Get ready: ISH North America (ISH NA), the international trade show for the plumbing, piping, heating, hydronics, air conditioning, kitchen and bath industries (to be held in Toronto, ON, Canada, Oct. 31-Nov. 2, 2002), will feature an exhibit of selected “Design Plus” award winners from Europe.
In this third installment of a four-part series on industry certification, The News examines how unions certify technicians and if it is possible for independent organizations and unions to accept one certification.
As reported last month, The News staff met with three representatives from Oakland County Schools to develop a plan of attack for establishing a new HVACR program at the Southeast Oakland Technical Center in Royal Oak, MI. The idea for the project was announced over nine months ago, but progress has been slow. Within the last month, however, the new program has gained a great deal of momentum.
Today’s boiler designs offer many advantages over the older boilers they replace. Today’s boilers tend to be smaller, more efficient, and frequently offer lower NOx emissions to comply with some local emissions regulations, such as those in Los Angeles, CA. Some newer boilers are also able to deal with a particularly troublesome operation problem, wild load swings.

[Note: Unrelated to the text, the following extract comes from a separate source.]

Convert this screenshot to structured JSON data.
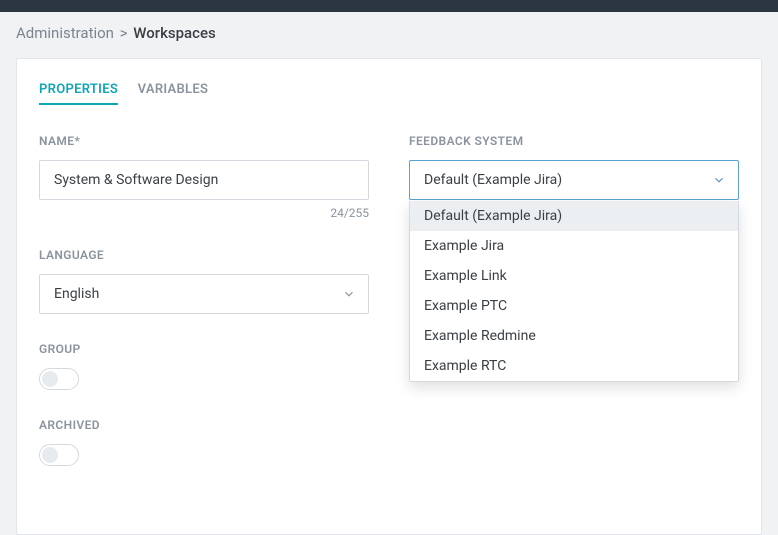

We’ve finally reached autumn, in name at least. Even though many parts of the country are still experiencing summer-like temperatures, it’s definitely not too soon for schools and other commercial facilities to get their heating systems ready for colder weather. Steam boilers in particular need regular maintenance in order to avoid unscheduled shutdowns, the majority of which are caused by human error, our sources agree.
Commercial hydronic heating systems have seen tremendous progress in the past decade in the way that they are designed and controlled. Most of these systems have done a great job of maintaining only what is needed to satisfy the needs of the system by reducing temperatures within the system. Some issues, however, occur within these systems that need to be addressed in order to properly deal with the individual design needs of cast iron boilers.